WHAT YOU NEED TO DO.
Skip the images and repeat every entry word for word.

*** EXCERPTED DATA ***

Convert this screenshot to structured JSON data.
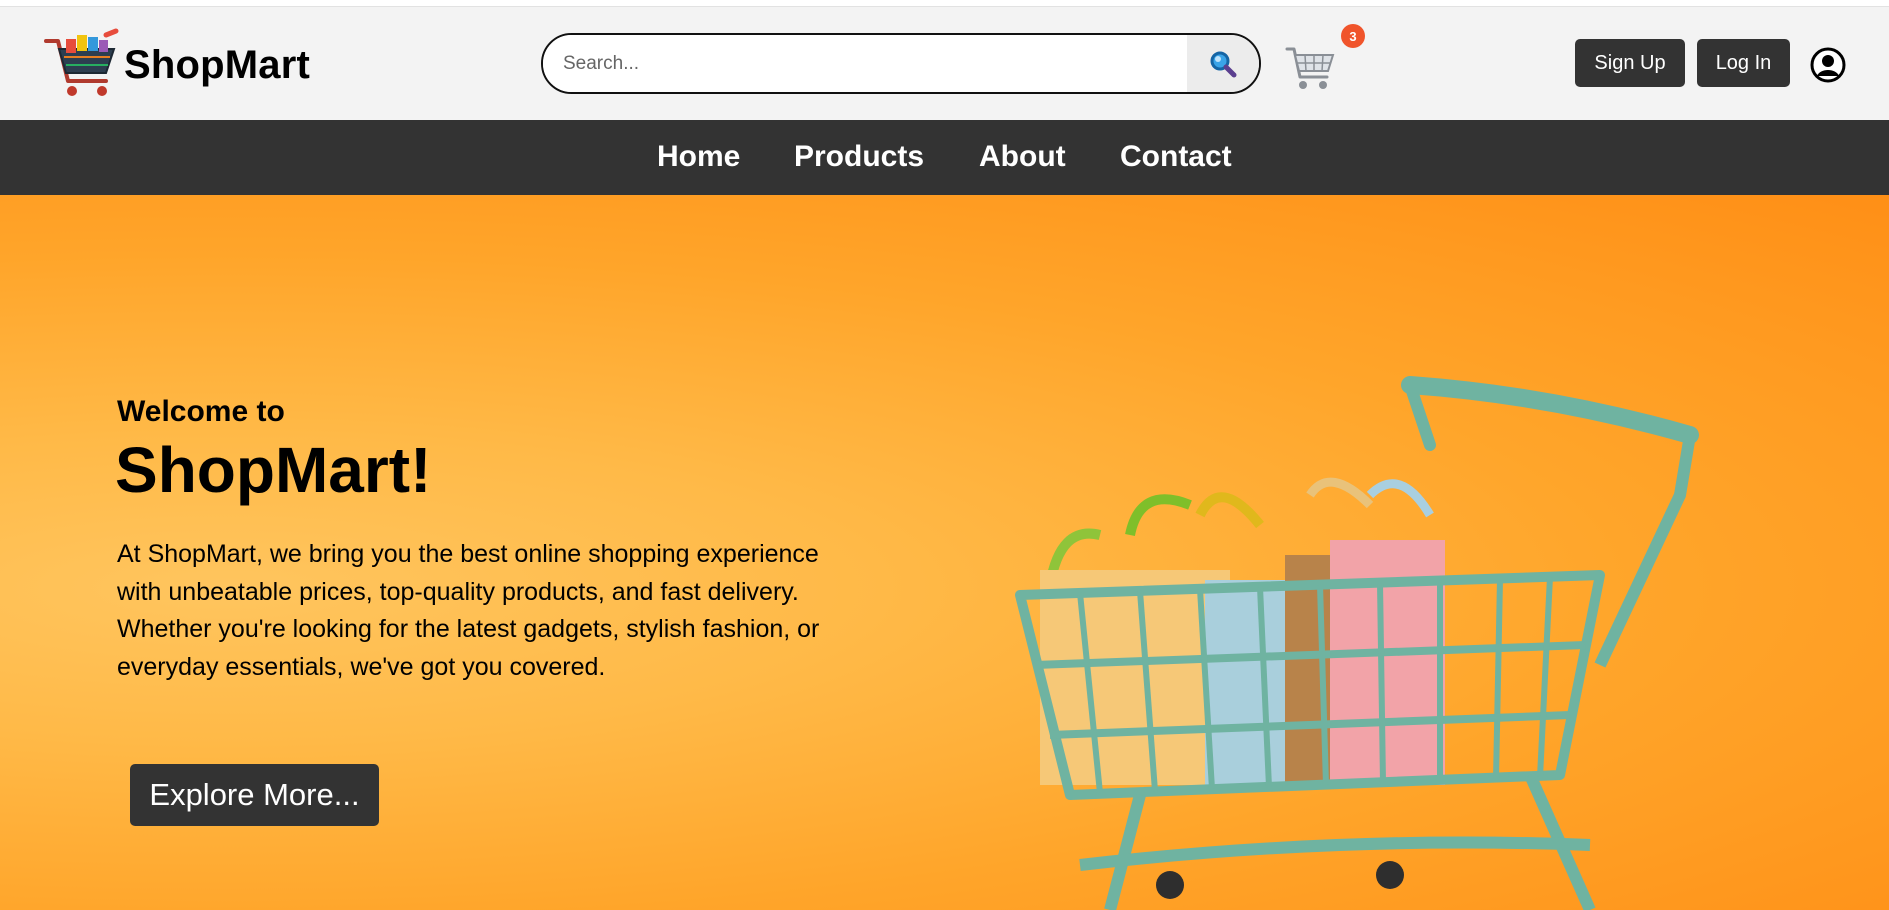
{
  "header": {
    "brand": "ShopMart",
    "search": {
      "placeholder": "Search...",
      "value": ""
    },
    "cart_count": "3",
    "signup_label": "Sign Up",
    "login_label": "Log In"
  },
  "nav": {
    "items": [
      "Home",
      "Products",
      "About",
      "Contact"
    ]
  },
  "hero": {
    "welcome": "Welcome to",
    "brand": "ShopMart!",
    "description": "At ShopMart, we bring you the best online shopping experience with unbeatable prices, top-quality products, and fast delivery. Whether you're looking for the latest gadgets, stylish fashion, or everyday essentials, we've got you covered.",
    "cta": "Explore More..."
  },
  "icons": {
    "logo": "shopping-cart-logo-icon",
    "search": "magnifier-icon",
    "cart": "shopping-cart-icon",
    "user": "user-circle-icon"
  },
  "colors": {
    "header_bg": "#f3f3f3",
    "nav_bg": "#333333",
    "button_bg": "#333333",
    "badge": "#f0542b",
    "hero_orange": "#ffa52a",
    "cart_teal": "#76b9a6"
  }
}
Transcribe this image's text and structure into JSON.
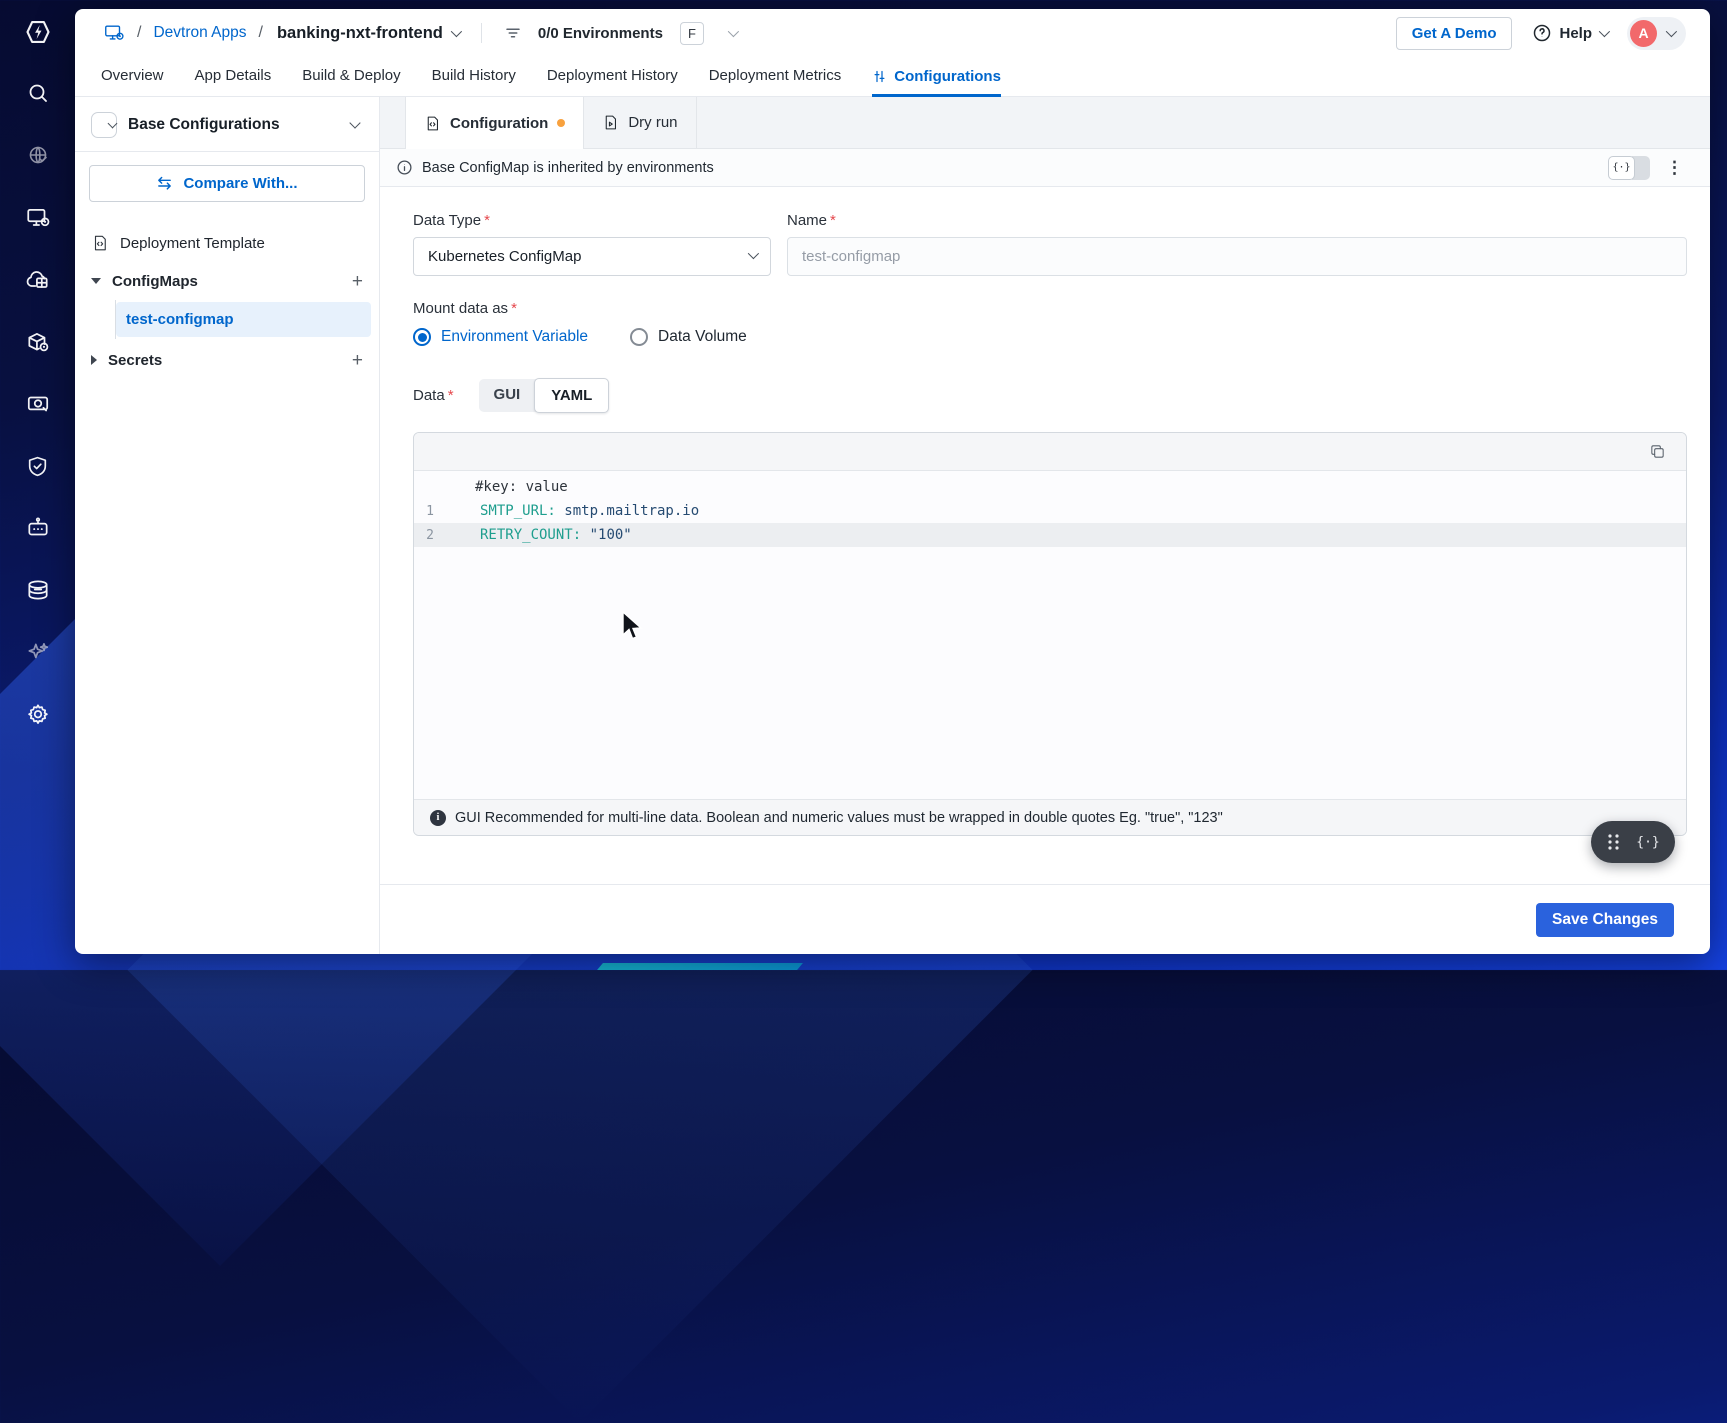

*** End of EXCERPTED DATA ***

RESPONSE AREA.
Convert this screenshot to structured JSON data.
{
  "header": {
    "brand": "ShopMart",
    "search": {
      "placeholder": "Search...",
      "value": ""
    },
    "cart_count": "3",
    "signup_label": "Sign Up",
    "login_label": "Log In"
  },
  "nav": {
    "items": [
      "Home",
      "Products",
      "About",
      "Contact"
    ]
  },
  "hero": {
    "welcome": "Welcome to",
    "brand": "ShopMart!",
    "description": "At ShopMart, we bring you the best online shopping experience with unbeatable prices, top-quality products, and fast delivery. Whether you're looking for the latest gadgets, stylish fashion, or everyday essentials, we've got you covered.",
    "cta": "Explore More..."
  },
  "icons": {
    "logo": "shopping-cart-logo-icon",
    "search": "magnifier-icon",
    "cart": "shopping-cart-icon",
    "user": "user-circle-icon"
  },
  "colors": {
    "header_bg": "#f3f3f3",
    "nav_bg": "#333333",
    "button_bg": "#333333",
    "badge": "#f0542b",
    "hero_orange": "#ffa52a",
    "cart_teal": "#76b9a6"
  }
}
Transcribe this image's text and structure into JSON.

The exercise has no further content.